Whether you’re a seasoned athlete, weekend warrior or the average Joe just starting out on the road to wellness, all can benefit from going back to basics.
It’s easy to get caught up in the latest study, diet and fitness trends, but often our health and wellness goals can be reached with simple steps.
Athletes and fitness enthusiasts: Don’t overlook the basics just because they sound so simple.
To those just starting out on their journey: Start slow with steps that sound easiest first so you don’t feel overwhelmed.
Rather than feel deprived by what you shouldn’t be eating, focus on adding to your diet.
Our bodies need more than just protein, carbohydrate and fat. We need vitamins, minerals, antioxidants and phytochemicals. One place we get those is vegetables and fruits.
Work toward consuming at least five servings of non-starchy vegetables and three fruits every day For leafy greens (spinach, kale, lettuce, etc), consider 1 cup of packed leaves as a serving. For other raw and cooked vegetables, estimate 1/2 to 3/4 of a cup as one serving.
If you don’t like greens, get a good blender and mix your leafy greens with water and frozen fruit for a tasty smoothie. Do this every morning and you will have had an entire salad before lunchtime even arrives.
Select a variety in color, starting with green. For fruit, consider one piece (an apple, orange, banana, etc.) or 1 cup of chopped fruit or berries as a serving.
Add whole foods and start replacing refined and processed carbohydrates with whole foods
Pay attention to the labels on the foods you eat — better yet, select foods with one ingredient. If there are words on the label you don’t recognize — they’re often chemicals from a lab,rather than food from nature — then don’t eat it.
Substitute whole grains for processed ones. White flour, white rice, sugar, etc., are foods that have been processed and had most of the nutrition stripped away. If you choose to eat wheat, make sure the label says 100 percent whole wheat or sprouted grain. When food is as close to its natural state as can be, it is most nutritious.
Don’t skip meals, and be sure to eat a meal of high-quality carbohydrates — fruit, veggies, whole grains — and a little protein within 30-45 minutes after your workout.

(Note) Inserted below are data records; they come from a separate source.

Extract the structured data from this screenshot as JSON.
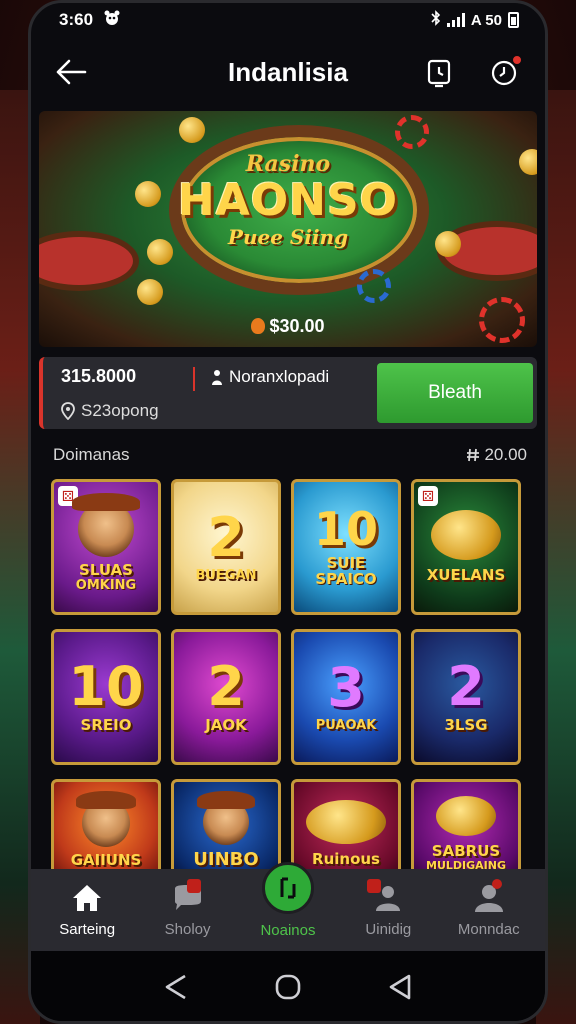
{
  "status_bar": {
    "time": "3:60",
    "right_text": "A 50"
  },
  "app_bar": {
    "title": "Indanlisia"
  },
  "hero": {
    "brand_top": "Rasino",
    "brand_main": "HAONSO",
    "brand_sub": "Puee Siing",
    "jackpot": "$30.00"
  },
  "wallet": {
    "balance": "315.8000",
    "code": "S23opong",
    "name": "Noranxlopadi",
    "cta_label": "Bleath"
  },
  "section": {
    "title": "Doimanas",
    "count": "20.00"
  },
  "games": [
    {
      "big": "",
      "label": "SLUAS",
      "label2": "OMKING",
      "kind": "figure",
      "dice": true
    },
    {
      "big": "2",
      "label": "BUEGAN",
      "label2": "",
      "kind": "number",
      "dice": false
    },
    {
      "big": "10",
      "label": "SUIE",
      "label2": "SPAICO",
      "kind": "number",
      "dice": false
    },
    {
      "big": "",
      "label": "XUELANS",
      "label2": "",
      "kind": "badge",
      "dice": true
    },
    {
      "big": "10",
      "label": "SREIO",
      "label2": "",
      "kind": "number",
      "dice": false
    },
    {
      "big": "2",
      "label": "JAOK",
      "label2": "",
      "kind": "number",
      "dice": false
    },
    {
      "big": "3",
      "label": "PUAOAK",
      "label2": "",
      "kind": "number",
      "dice": false
    },
    {
      "big": "2",
      "label": "3LSG",
      "label2": "",
      "kind": "number",
      "dice": false
    },
    {
      "big": "",
      "label": "GAIIUNS",
      "label2": "",
      "kind": "figure",
      "dice": false
    },
    {
      "big": "",
      "label": "UINBO",
      "label2": "",
      "kind": "figure",
      "dice": false
    },
    {
      "big": "",
      "label": "Ruinous",
      "label2": "",
      "kind": "badge",
      "dice": false
    },
    {
      "big": "",
      "label": "SABRUS",
      "label2": "MULDIGAING",
      "kind": "badge",
      "dice": false
    }
  ],
  "bottom_nav": [
    {
      "label": "Sarteing",
      "icon": "home-icon",
      "badge": false
    },
    {
      "label": "Sholoy",
      "icon": "chat-icon",
      "badge": true
    },
    {
      "label": "Noainos",
      "icon": "games-icon",
      "badge": false
    },
    {
      "label": "Uinidig",
      "icon": "people-icon",
      "badge": true
    },
    {
      "label": "Monndac",
      "icon": "profile-icon",
      "badge": true
    }
  ],
  "colors": {
    "accent_green": "#2eaa37",
    "accent_red": "#d9342b",
    "gold": "#ffd54a"
  }
}
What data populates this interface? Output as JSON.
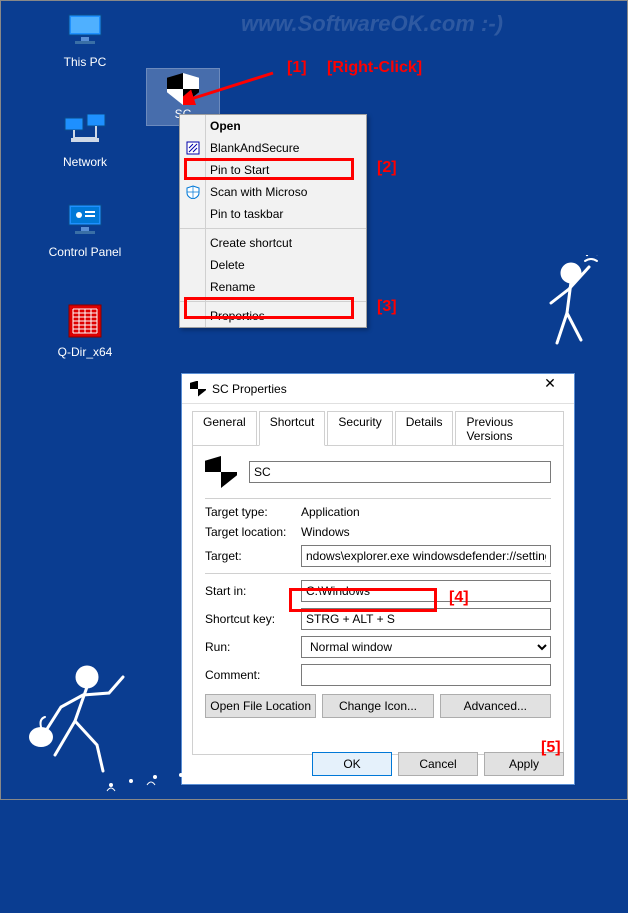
{
  "watermark": "www.SoftwareOK.com :-)",
  "desktop": {
    "thispc": "This PC",
    "sc": "SC",
    "network": "Network",
    "cpanel": "Control Panel",
    "qdir": "Q-Dir_x64"
  },
  "context_menu": {
    "open": "Open",
    "blankandsecure": "BlankAndSecure",
    "pin_to_start": "Pin to Start",
    "scan": "Scan with Microso",
    "pin_to_taskbar": "Pin to taskbar",
    "create_shortcut": "Create shortcut",
    "delete": "Delete",
    "rename": "Rename",
    "properties": "Properties"
  },
  "props": {
    "title": "SC Properties",
    "tabs": {
      "general": "General",
      "shortcut": "Shortcut",
      "security": "Security",
      "details": "Details",
      "previous": "Previous Versions"
    },
    "name_field": "SC",
    "target_type_lbl": "Target type:",
    "target_type_val": "Application",
    "target_loc_lbl": "Target location:",
    "target_loc_val": "Windows",
    "target_lbl": "Target:",
    "target_val": "ndows\\explorer.exe windowsdefender://settings/",
    "start_in_lbl": "Start in:",
    "start_in_val": "C:\\Windows",
    "shortcut_key_lbl": "Shortcut key:",
    "shortcut_key_val": "STRG + ALT + S",
    "run_lbl": "Run:",
    "run_val": "Normal window",
    "comment_lbl": "Comment:",
    "comment_val": "",
    "open_file_location": "Open File Location",
    "change_icon": "Change Icon...",
    "advanced": "Advanced...",
    "ok": "OK",
    "cancel": "Cancel",
    "apply": "Apply"
  },
  "annotations": {
    "a1": "[1]",
    "a1b": "[Right-Click]",
    "a2": "[2]",
    "a3": "[3]",
    "a4": "[4]",
    "a5": "[5]"
  }
}
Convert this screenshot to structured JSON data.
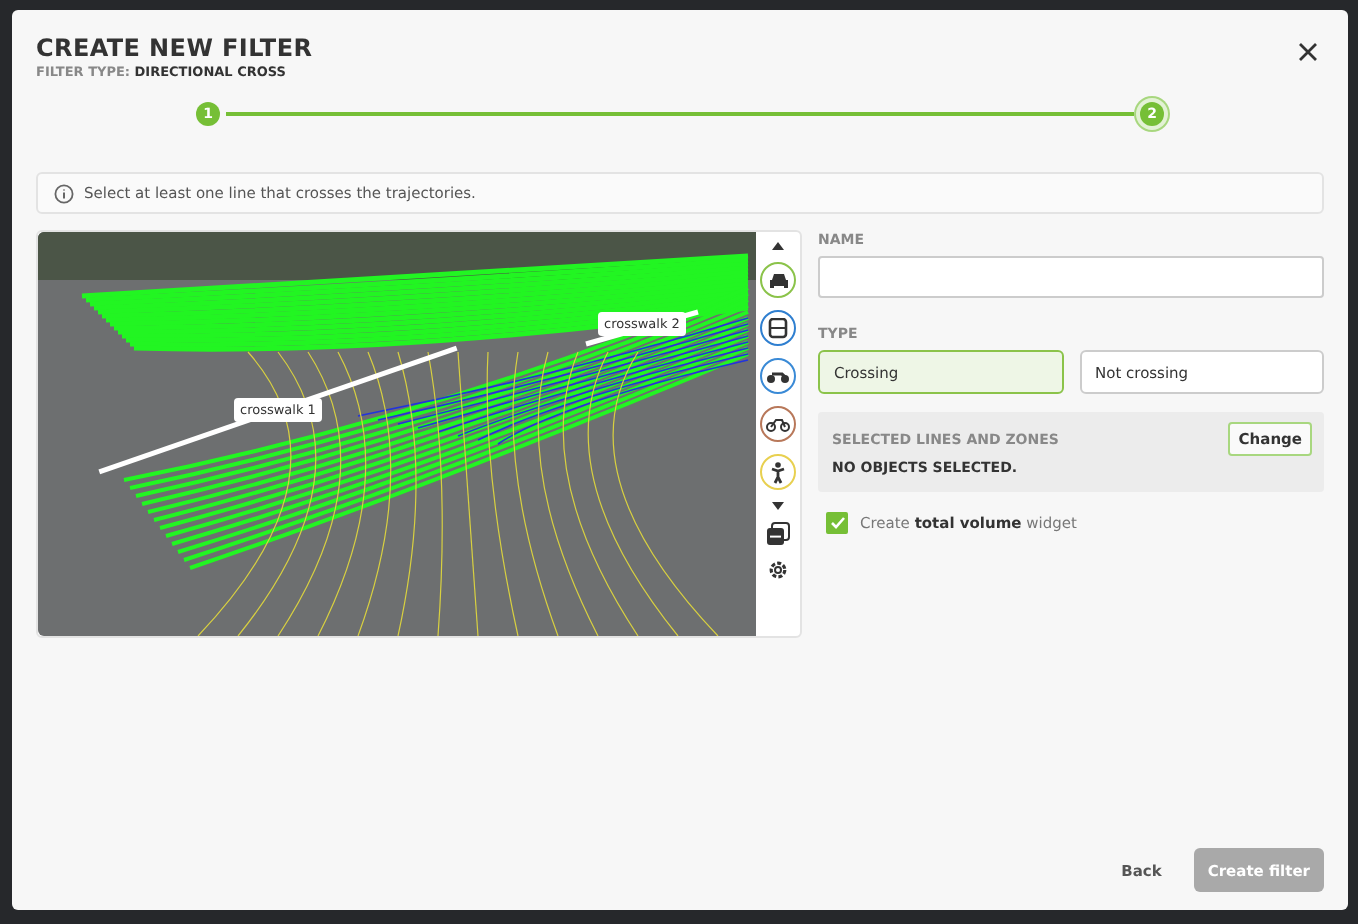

If you enjoy eating nuts and nut butters, remember that though they are nutritious they are also high in caloric density and fat. If your goals are fat and weight loss, aim for no more than one 1/4 cup of nuts or 2 tbsp. of nut butter per day. Skip the salted roasted nuts, which are easy to overeat, and select raw unsalted nuts.
Substitute hummus for the nut butters, or raw chopped vegetables to snack on instead of handfuls of nuts.
Aim for 70 to 100 ounces — about eight to 10 8-ounce glasses — of water daily. Try keeping a large reusable container with you at all times. Add lemon or lime juice if you like to add flavor.
Drink more water on days you have a heavy workout or sweat a lot, especially when the weather is warm and dry.
Being properly hydrated is important for many reasons. For one, drinking an adequate amount of water keeps your blood at the appropriate viscosity for optimal delivery of nutrients to your tissues, helps moderate heart rate during exercise and helps remove waste so the kidneys and liver can do their job and your metabolism can function optimally.
Also, many cravings, especially the craving for sugar, may actually be the body telling you it needs water.
Getting headaches or feeling sluggish during the day? It, too, could be a sign you need more water.
If you dine out often or eat prepackaged or processed foods, you will need more water due to the high sodium content they carry. Also, try slowly cutting back on caffeine, which is a diuretic.
If you feel you are eating right and exercising and still not losing body fat, examine your hydration and caffeine habits.
If you are already a fitness enthusiast, don’t do the same workouts week after week. Mix it up.
Our bodies get really efficient — and thus burn fewer calories — when doing the same things over and over. That’s great if you are a long-distance runner, bad if you want to burn maximum calories in minimum time.
Try a new activity or add higher intensity intervals to your current workout. If you are new to regular exercise, work your way up to a minimum of 30 minutes of vigorous activity most days of the week.
Try a class at your local gym, walk your dog — whatever activity is enjoyable, or at least bearable. Give yourself one day of active rest per week with maybe just a light walk and stretching.
Start a food and activity journal and measure and record every morsel you consume. You can go the old-school pen and paper route, or find many free websites to help, like www.myfitnesspal.com, where you can become “friends” with other members who can all keep each other accountable.
Journaling is important for more than identifying the non-healthy choices and patterns, it is a powerful tool for repeating successes. What if you had a week that was particularly successful, you lost weight, slept great, had energy all day and felt great during and after your workouts? Wouldn’t you want to replicate that?
With a journal you would be able to see exactly what led to your success.
And weigh in. If weight loss is your goal, get on the scale weekly. Make it a Monday to reduce the temptation to overindulge on the weekend.
Elizabeth Sparks is a certified personal trainer, registered yoga teacher and holds a certificate in plant-based nutrition from eCornell. She leads fitness and wellness classes at Whitman College and the Walla Walla YMCA.